Delving deeper into their geographical roots, Avalanche Kaito thrives within the vibrant music scene of Brussels, a city they see as essential to their formation. “Brussels is like a cultural hub of influence, with a lot of musicians and places where you can play and collaborate,” Nico remarks. “It’s no surprise we connected with Kaito there.

The members are deeply embedded in the city’s artistic community. “There’s a lot going on in Brussels – we call it ‘plaque tournante’,” Benjamin notes. “I have another band called Why the Eye, and there are many other projects.” Nico shares his enthusiasm for fellow Brussels-based artists: “I’m a huge fan of Aymeric de Tapol, who creates amazing music with synthesizers that sounds like it’s from the middle of Africa. And also Yann Le Guet… They’re good friends of mine.
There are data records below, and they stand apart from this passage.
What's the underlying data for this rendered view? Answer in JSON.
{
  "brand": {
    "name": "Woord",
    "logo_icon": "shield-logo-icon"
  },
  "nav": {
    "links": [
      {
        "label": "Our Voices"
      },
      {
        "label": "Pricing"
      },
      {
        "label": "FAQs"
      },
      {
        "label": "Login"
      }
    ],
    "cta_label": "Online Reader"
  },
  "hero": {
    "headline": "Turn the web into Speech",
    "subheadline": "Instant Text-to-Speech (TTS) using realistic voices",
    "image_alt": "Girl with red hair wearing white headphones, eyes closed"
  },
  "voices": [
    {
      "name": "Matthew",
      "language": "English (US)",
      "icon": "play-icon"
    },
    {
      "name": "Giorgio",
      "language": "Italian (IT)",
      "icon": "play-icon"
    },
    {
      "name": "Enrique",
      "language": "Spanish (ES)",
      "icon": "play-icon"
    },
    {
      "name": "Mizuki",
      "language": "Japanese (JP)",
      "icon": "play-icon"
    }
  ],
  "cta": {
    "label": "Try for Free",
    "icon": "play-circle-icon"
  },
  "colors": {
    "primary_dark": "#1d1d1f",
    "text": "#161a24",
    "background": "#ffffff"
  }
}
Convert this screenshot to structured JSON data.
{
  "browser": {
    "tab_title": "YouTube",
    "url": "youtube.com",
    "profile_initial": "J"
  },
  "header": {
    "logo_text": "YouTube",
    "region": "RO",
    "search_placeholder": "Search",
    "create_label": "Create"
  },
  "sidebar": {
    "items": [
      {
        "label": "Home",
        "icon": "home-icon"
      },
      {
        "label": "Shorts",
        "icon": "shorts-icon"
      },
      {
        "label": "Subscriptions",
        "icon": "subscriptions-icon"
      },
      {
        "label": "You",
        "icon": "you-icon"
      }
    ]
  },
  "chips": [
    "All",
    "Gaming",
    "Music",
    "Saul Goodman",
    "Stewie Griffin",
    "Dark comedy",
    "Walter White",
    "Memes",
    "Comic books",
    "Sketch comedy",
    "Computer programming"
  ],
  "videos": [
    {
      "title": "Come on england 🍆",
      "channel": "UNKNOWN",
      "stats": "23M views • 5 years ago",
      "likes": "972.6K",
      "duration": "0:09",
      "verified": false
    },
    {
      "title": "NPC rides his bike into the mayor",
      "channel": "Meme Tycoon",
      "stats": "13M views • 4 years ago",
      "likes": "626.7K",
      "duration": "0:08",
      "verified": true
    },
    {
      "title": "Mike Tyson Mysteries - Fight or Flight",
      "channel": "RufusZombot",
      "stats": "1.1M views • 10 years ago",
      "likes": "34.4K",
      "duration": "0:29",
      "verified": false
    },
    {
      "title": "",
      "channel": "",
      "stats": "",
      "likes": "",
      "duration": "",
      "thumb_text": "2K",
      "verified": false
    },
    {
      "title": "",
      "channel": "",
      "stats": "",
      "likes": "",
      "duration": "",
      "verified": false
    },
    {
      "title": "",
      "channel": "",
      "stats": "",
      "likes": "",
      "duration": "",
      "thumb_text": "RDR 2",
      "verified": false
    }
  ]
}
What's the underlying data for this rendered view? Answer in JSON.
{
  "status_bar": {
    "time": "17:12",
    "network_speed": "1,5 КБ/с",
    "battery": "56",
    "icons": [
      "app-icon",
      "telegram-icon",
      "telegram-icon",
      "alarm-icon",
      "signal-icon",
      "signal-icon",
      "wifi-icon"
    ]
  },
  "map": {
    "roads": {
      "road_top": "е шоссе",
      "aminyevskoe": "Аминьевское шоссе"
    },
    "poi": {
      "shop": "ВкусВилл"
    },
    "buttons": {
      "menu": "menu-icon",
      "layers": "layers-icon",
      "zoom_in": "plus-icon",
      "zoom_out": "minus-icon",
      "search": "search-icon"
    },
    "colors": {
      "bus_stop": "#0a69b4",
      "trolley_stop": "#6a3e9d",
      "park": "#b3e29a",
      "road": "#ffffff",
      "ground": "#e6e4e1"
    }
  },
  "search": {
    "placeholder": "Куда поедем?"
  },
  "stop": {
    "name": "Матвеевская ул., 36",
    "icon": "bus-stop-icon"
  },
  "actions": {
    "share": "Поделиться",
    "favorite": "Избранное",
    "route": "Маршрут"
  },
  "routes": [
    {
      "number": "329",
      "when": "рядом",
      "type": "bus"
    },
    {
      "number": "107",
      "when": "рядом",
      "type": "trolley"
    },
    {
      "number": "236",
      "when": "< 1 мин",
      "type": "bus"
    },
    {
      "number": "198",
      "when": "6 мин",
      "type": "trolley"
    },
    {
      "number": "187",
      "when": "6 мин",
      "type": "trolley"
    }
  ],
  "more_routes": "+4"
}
Aymeric is even recording Kaito’s solo album.” These connections illustrate how Avalanche Kaito is just one thread in the rich tapestry of Brussels’ musical landscape.

Kaito remains grounded in his Burkinabé heritage. “My village, Lankoué, symbolises the essence of the world to me. It represents the idea of kaladounia, which means here is the world,” he explains, hinting at his debut album title out through Rebel Up! “However, I also have other projects, including shows for companies and dance performances in the Netherlands. Additionally, I’m in the midst of developing an opera slated for release later this year or in 2025. My Burkinabé roots deeply influence my work; I hold immense respect for musicians from there. They’re a significant source of my inspiration.

Despite the ongoing challenges Burkina Faso faces, Kaito stays true to his role as an urban griot. “Personally, I can say that I don’t understand politics,” he admits. “But as a griot artist, my message is one of peace.

Looking ahead, the future is bright for the trio – an album release, boundary-pushing collaborations, and a burning desire to explore uncharted territories. “The album is coming out in a few weeks’ time, in mid-April” Benjamin shares. “We also have a big concert in Brussels at Bozar on the 20th, and they’ve asked us to write arrangements for the Let’s Zing Ensemble! choir, featuring pieces from our new album.

Their upcoming collaboration with the choir highlights their willingness to experiment. “We’ll perform together, and they’ll interpret some of our pieces,” shares Nico. “We’re eager to experience this; it promises to be unique.

The true nature of Avalanche Kaito’s sound defies simple explanation. Nico reflects: “It’s the sound of a machine that breaks. A beast with three heads – traditional, electrified, and wired.” Benjamin adds, “The sound of Avalanche Kaito, I think it’s in a science fiction too. That’s what I’ve been told.” The elusive, ever-changing qualities are what make them so compelling.

With boundless enthusiasm for new musical territories, Benjamin shares their manifesto: “I’d say, let’s go deeper into the divergences in form, both on record and on stage… let’s prioritise surprises in duration, instrumentation, and how we approach harmony.


Talitakum, Avalanche Kaito's second LP, will be out tomorrow, 12/04, via Glitterbeat Records.
You can listen to and order your copy HERE.




Photo ©: Tom Lyon